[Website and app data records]

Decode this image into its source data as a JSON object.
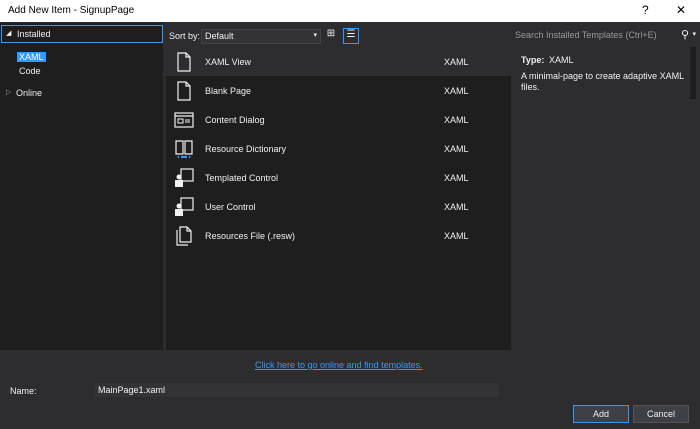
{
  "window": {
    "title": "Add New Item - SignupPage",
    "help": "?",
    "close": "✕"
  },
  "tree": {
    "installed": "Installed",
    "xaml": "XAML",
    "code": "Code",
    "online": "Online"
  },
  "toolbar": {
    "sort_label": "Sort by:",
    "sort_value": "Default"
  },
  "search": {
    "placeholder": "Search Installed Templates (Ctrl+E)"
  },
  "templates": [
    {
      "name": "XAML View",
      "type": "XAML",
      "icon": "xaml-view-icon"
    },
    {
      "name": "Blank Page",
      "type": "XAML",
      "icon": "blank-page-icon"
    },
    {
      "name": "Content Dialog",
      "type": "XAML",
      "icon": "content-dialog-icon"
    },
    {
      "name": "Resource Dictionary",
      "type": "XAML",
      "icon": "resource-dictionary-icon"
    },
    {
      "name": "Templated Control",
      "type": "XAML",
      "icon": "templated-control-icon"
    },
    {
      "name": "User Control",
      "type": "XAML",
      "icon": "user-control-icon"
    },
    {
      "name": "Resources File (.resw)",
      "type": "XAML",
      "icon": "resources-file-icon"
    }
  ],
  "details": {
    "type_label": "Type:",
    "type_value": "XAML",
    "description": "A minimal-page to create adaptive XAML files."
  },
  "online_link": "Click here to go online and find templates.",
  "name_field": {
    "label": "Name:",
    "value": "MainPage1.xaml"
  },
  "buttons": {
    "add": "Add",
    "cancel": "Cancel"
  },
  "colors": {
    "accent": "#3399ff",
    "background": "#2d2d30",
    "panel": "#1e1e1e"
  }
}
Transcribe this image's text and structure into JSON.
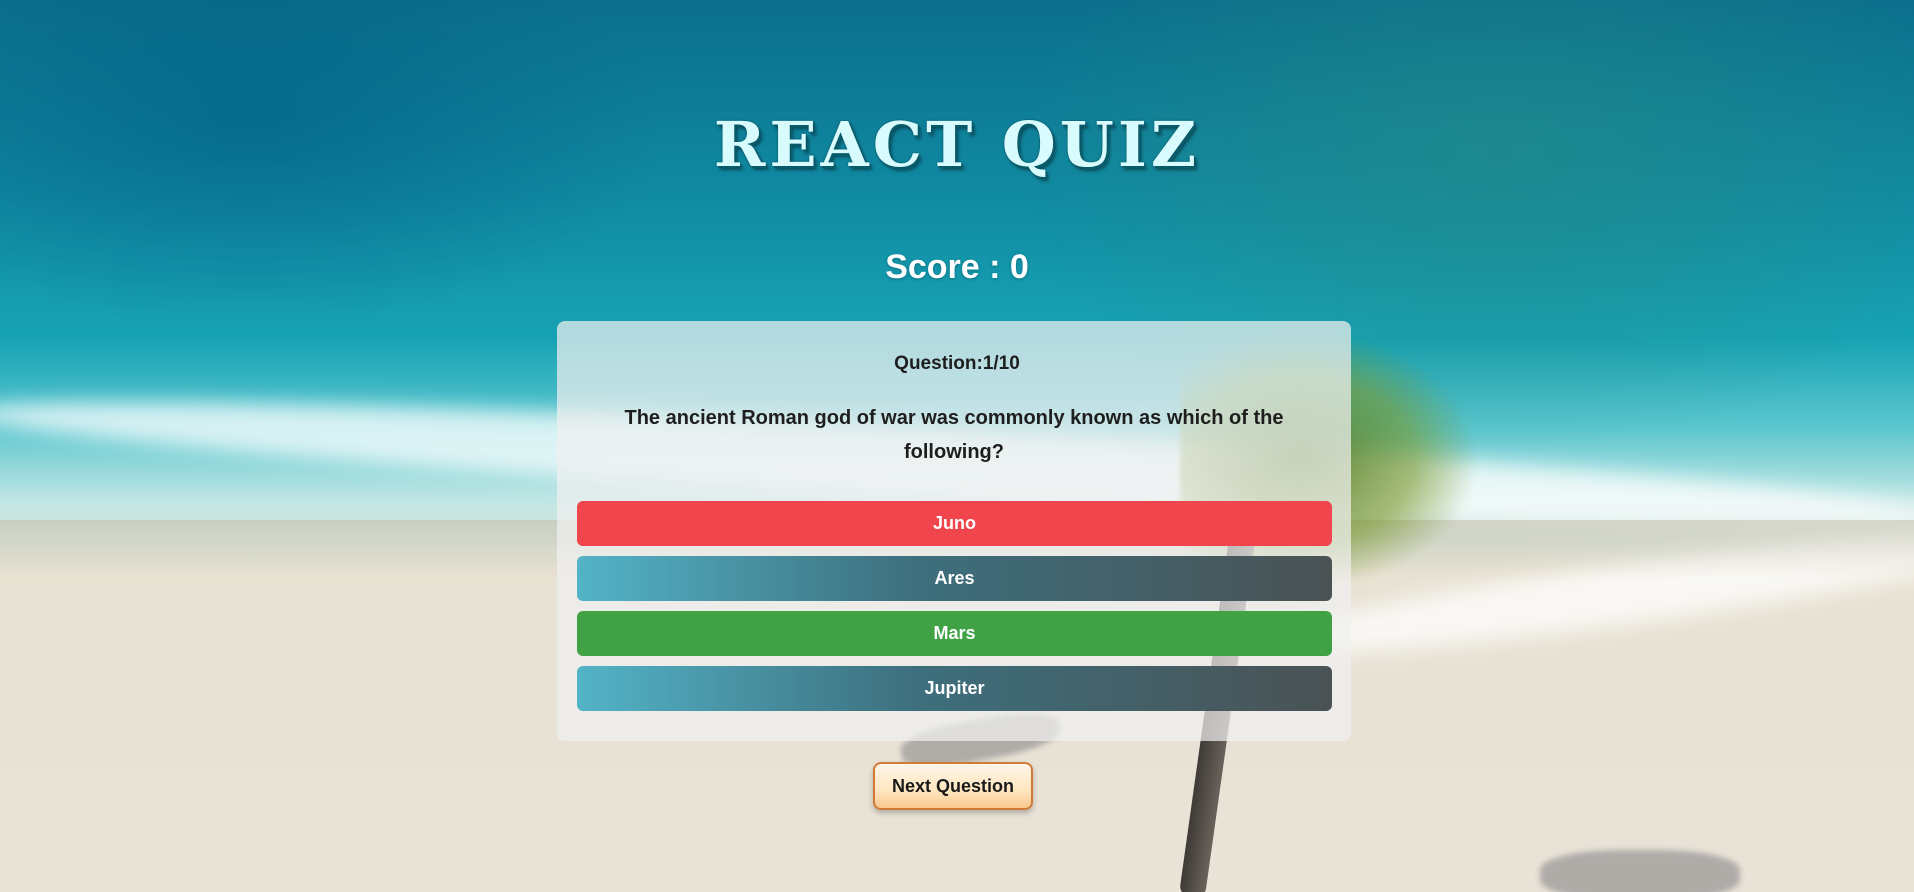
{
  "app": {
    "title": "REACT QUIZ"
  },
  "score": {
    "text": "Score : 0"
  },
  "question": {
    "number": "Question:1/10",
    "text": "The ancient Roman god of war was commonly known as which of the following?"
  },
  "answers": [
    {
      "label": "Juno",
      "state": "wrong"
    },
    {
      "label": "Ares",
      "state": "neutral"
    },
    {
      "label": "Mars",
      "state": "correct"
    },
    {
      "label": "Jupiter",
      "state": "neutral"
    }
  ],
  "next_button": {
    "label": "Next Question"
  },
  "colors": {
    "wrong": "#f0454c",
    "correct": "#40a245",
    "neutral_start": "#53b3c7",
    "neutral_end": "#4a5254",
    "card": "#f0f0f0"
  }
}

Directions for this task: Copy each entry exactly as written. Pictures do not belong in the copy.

Exercise response:
Decode this image into its source data as a JSON object.
{
  "window": {
    "title": "Add New Item - SignupPage",
    "help": "?",
    "close": "✕"
  },
  "tree": {
    "installed": "Installed",
    "xaml": "XAML",
    "code": "Code",
    "online": "Online"
  },
  "toolbar": {
    "sort_label": "Sort by:",
    "sort_value": "Default"
  },
  "search": {
    "placeholder": "Search Installed Templates (Ctrl+E)"
  },
  "templates": [
    {
      "name": "XAML View",
      "type": "XAML",
      "icon": "xaml-view-icon"
    },
    {
      "name": "Blank Page",
      "type": "XAML",
      "icon": "blank-page-icon"
    },
    {
      "name": "Content Dialog",
      "type": "XAML",
      "icon": "content-dialog-icon"
    },
    {
      "name": "Resource Dictionary",
      "type": "XAML",
      "icon": "resource-dictionary-icon"
    },
    {
      "name": "Templated Control",
      "type": "XAML",
      "icon": "templated-control-icon"
    },
    {
      "name": "User Control",
      "type": "XAML",
      "icon": "user-control-icon"
    },
    {
      "name": "Resources File (.resw)",
      "type": "XAML",
      "icon": "resources-file-icon"
    }
  ],
  "details": {
    "type_label": "Type:",
    "type_value": "XAML",
    "description": "A minimal-page to create adaptive XAML files."
  },
  "online_link": "Click here to go online and find templates.",
  "name_field": {
    "label": "Name:",
    "value": "MainPage1.xaml"
  },
  "buttons": {
    "add": "Add",
    "cancel": "Cancel"
  },
  "colors": {
    "accent": "#3399ff",
    "background": "#2d2d30",
    "panel": "#1e1e1e"
  }
}
Transcribe this image's text and structure into JSON.
{
  "app": {
    "title": "REACT QUIZ"
  },
  "score": {
    "text": "Score : 0"
  },
  "question": {
    "number": "Question:1/10",
    "text": "The ancient Roman god of war was commonly known as which of the following?"
  },
  "answers": [
    {
      "label": "Juno",
      "state": "wrong"
    },
    {
      "label": "Ares",
      "state": "neutral"
    },
    {
      "label": "Mars",
      "state": "correct"
    },
    {
      "label": "Jupiter",
      "state": "neutral"
    }
  ],
  "next_button": {
    "label": "Next Question"
  },
  "colors": {
    "wrong": "#f0454c",
    "correct": "#40a245",
    "neutral_start": "#53b3c7",
    "neutral_end": "#4a5254",
    "card": "#f0f0f0"
  }
}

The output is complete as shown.